A well-balanced diet provides enough energy and nutrition for optimal growth and development. To maintain a well-balanced diet, we must eat from the following food groups:
Milk group (dairy products)– cheese, milk or buttermilk, yogurt
Meat and beans group– legumes (including beans, lentils, peas, and split peas), meat (beef, pork, poultry with skin removed, game meats, fish, shellfish), nuts and seeds (including almonds, hazelnuts, mixed nuts, peanuts, peanut butter, sunflower seeds, walnuts), tofu, tempeh, and other soy-protein products
Fruit group– apples, apricots, avocados, bananas, berries, dates, grapes, grapefruit, mangos, melons, oranges, peaches, pineapples, raisins and other unsweetened dried fruits, tangerines, 100% fruit juice
Vegetable group-broccoli, cauliflower, carrots, collard and other greens, cucumbers, green beans, kale, lettuces, potatoes, radishes, spinach, squash, sweet potatoes, tomatoes, 100% vegetable juice
Grain group (breads and cereals)- enriched, whole-grain breads, rolls, English muffins, bagels, cereals (hot and cold), and pasta, grits, rice
Oil- light or low-fat salad dressing, low-fat mayonnaise, vegetable oil
An unbalanced diet can cause problems with maintenance of:
- Body tissues
- Brain and nervous system function
- The immune system
- Growth and development
- Bone and muscle systems.
The term “balanced” simply means that a diet meets your nutritional needs while not providing too much of any nutrients. To achieve a balanced diet, you must eat a variety of foods from each of the food groups. You will need to know:
- How many calories you should consume every day
- What size portions you should eat; too much of a healthy food may no longer be healthy
- Which are the healthy choices from each food group
- Do not skip breakfast
- Eat at least three meals each day
- Eat foods from each of the food groups at every meal
The most important step to eating a balanced diet is to educate yourself about what your body needs, and to read the nutrition label and ingredients of all the food you eat.
New dietary guidelines from the U.S. Departments of Health and Human Services (HHS) and Agriculture (USDA) recommend fewer calories and smarter food choices. Some of the key recommendations:
- Enjoy your food, but eat less.
- Avoid oversized portions.
Foods to Increase
- Make half your plate fruits and vegetables.
- Switch to fat-free or low-fat (1%) milk.
Foods to Reduce

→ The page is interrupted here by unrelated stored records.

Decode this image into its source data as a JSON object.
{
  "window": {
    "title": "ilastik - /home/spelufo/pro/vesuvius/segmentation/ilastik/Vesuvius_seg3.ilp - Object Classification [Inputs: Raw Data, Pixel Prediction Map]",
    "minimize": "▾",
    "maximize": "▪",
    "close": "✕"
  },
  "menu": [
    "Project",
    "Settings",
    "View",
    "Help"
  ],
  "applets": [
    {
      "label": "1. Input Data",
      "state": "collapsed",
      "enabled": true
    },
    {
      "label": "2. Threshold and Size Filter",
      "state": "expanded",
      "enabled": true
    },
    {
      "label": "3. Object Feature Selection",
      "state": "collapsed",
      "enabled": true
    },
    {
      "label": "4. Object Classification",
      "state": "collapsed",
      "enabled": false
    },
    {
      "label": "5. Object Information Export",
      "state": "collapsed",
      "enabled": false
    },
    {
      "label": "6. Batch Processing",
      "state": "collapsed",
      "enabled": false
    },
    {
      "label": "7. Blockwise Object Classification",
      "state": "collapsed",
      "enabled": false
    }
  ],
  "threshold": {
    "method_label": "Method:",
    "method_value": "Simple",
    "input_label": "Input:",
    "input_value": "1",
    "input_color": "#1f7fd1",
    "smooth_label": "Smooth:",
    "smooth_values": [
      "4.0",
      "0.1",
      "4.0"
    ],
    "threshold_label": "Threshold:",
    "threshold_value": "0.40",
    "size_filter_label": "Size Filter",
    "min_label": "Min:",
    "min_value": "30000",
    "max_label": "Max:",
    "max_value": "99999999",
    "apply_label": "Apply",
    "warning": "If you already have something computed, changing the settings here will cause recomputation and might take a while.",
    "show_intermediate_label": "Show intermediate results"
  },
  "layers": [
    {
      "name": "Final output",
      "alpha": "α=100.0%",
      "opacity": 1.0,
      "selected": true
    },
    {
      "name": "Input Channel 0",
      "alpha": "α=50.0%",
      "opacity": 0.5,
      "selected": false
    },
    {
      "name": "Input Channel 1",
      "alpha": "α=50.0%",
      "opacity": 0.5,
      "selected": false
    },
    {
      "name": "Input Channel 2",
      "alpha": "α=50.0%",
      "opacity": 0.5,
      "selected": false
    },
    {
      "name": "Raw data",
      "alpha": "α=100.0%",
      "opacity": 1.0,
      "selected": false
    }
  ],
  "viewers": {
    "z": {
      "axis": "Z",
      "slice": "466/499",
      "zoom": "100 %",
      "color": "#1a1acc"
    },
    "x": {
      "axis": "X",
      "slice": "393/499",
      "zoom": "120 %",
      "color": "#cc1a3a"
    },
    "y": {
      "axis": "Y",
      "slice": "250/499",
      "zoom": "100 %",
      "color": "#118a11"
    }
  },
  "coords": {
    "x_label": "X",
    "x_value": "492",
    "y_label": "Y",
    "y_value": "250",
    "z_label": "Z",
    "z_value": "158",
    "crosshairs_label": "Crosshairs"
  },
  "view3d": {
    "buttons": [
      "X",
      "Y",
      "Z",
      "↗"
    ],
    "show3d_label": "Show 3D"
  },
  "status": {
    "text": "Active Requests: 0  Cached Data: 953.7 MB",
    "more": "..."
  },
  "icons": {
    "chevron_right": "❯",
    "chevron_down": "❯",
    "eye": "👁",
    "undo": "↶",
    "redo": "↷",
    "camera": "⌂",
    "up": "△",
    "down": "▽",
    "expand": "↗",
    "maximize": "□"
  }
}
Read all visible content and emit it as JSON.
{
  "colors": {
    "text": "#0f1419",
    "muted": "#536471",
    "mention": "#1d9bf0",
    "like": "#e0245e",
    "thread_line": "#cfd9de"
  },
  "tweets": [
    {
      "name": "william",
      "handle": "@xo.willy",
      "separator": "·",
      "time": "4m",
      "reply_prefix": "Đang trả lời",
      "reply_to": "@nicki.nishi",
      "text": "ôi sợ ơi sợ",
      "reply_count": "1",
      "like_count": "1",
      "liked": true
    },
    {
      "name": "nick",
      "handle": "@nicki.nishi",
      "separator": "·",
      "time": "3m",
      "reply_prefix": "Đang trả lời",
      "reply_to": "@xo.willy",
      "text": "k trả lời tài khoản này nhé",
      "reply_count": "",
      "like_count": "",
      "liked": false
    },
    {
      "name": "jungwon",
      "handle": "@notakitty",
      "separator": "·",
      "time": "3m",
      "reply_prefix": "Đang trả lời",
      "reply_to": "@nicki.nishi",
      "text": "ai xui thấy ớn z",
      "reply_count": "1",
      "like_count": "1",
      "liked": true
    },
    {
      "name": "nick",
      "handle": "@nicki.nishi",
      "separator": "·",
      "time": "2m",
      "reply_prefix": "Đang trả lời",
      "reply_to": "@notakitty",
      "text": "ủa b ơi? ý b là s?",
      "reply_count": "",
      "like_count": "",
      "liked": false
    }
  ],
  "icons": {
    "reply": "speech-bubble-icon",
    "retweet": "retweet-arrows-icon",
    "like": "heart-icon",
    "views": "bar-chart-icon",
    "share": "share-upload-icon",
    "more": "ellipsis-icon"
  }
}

- Compare sodium in foods like soup, bread, and frozen meals-and choose the foods with lower numbers.
- Drink water instead of sugary drinks.
For more information on a balanced diet and specific guidelines, use the following links: